101. All these programmes and measures require large amounts of funds.  One immediate step must be the examination of the Government budget with a view to identifying possible savings (e.g. through a substantial reduction of military expenditures and a more efficient utilisation of the present education budget) and redirection of resources. Housing is an immediate priority. Whereas comparable developing countries spend between 5% and 9% of their GDP on housing, South Africa would need to raise its spending from 2 bn to 13 bn Rands even to reach the bottom of this range. Other meaningful steps should include a land redistribution scheme to benefit the poor and an undertaking to transfer the titles of publicly‑owned houses in townships to their existing tenants. As a side‑benefit, the ownership of land and housing would create assets that can serve as collateral for bank loans needed to start small businesses. Better housing and social welfare would reduce those elements in the shocking levels of violence which are caused by the hopelessness and frustration engendered by abject poverty. A redirection of education and health care services must be part of programmes to empower the poor in general and women in particular.

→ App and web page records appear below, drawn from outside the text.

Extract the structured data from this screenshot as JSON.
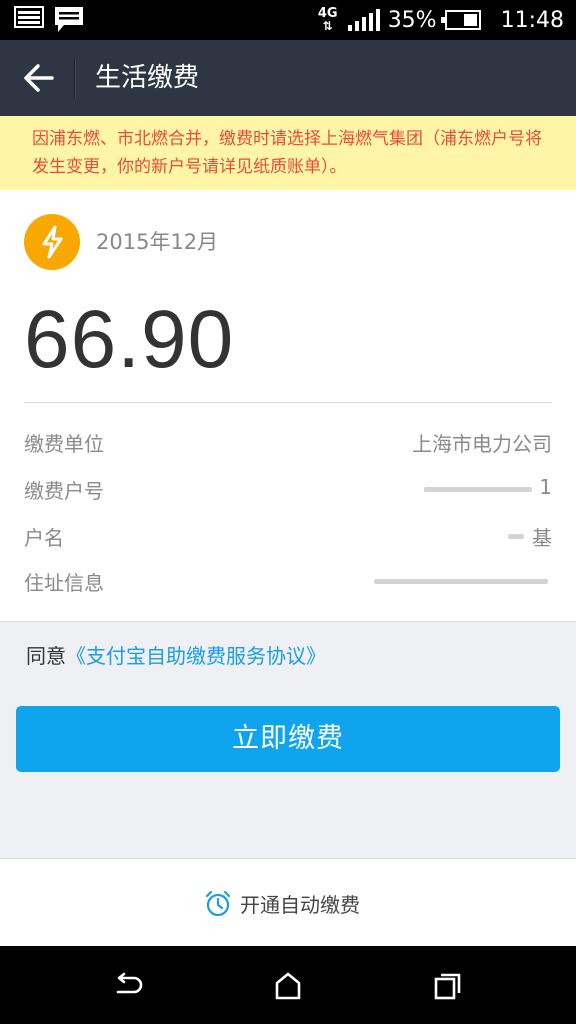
{
  "status_bar": {
    "network": "4G",
    "battery": "35%",
    "time": "11:48"
  },
  "header": {
    "title": "生活缴费"
  },
  "notice": {
    "text": "因浦东燃、市北燃合并，缴费时请选择上海燃气集团（浦东燃户号将发生变更，你的新户号请详见纸质账单）。"
  },
  "bill": {
    "icon": "lightning-icon",
    "period": "2015年12月",
    "amount": "66.90",
    "rows": [
      {
        "label": "缴费单位",
        "value": "上海市电力公司"
      },
      {
        "label": "缴费户号",
        "value": "1"
      },
      {
        "label": "户名",
        "value": "基"
      },
      {
        "label": "住址信息",
        "value": ""
      }
    ]
  },
  "agreement": {
    "prefix": "同意",
    "link": "《支付宝自助缴费服务协议》"
  },
  "pay_button": {
    "label": "立即缴费"
  },
  "auto_pay": {
    "icon": "alarm-clock-icon",
    "label": "开通自动缴费"
  },
  "colors": {
    "header_bg": "#2e3644",
    "notice_bg": "#fef6a6",
    "notice_text": "#e94b3c",
    "accent": "#0ea5ee",
    "icon_bg": "#f8a800",
    "link": "#1a9de2"
  }
}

102. Unquestionably, additional resources will be needed: some to address immediate social and economic inequities, others as longer‑term investments. Could this take the form and volume of an international supported Marshall Plan? The international community could offer concessionary rates of interests on social welfare‑related loans coupled with a substantial IMF loan. The World Bank is standing by ready to fund appropriate development projects and programmes. The EC already has its largest African country aid programme in South Africa, albeit not channelled through government. With an acceptable government in power, trade sanctions will be replaced by appropriate arrangements for access to markets. After 40 years of international pressure and ostracism, it is hardly the time for the world to turn its back on South Africa. The opportunity that will present itself this year deserves the fullest attention by the international community.

103. The new South Africa will be expected to play a positive role in the development of the continent. Resources should be used also for the benefit of neighbouring countries and the instruments of regional cooperation should be deployed in this endeavour. South Africa's transformation will take time; its transition will not be trouble‑free. But the hope remains that after decades of economic and political isolation, the liberation of South Africa will henceforth allow an integration of the country's resources into the social and economic fabric of Africa as a whole. Southern Africa's technological and industrial infrastructure, its human resources and its economic potential are capable of lifting the fortunes of the continent.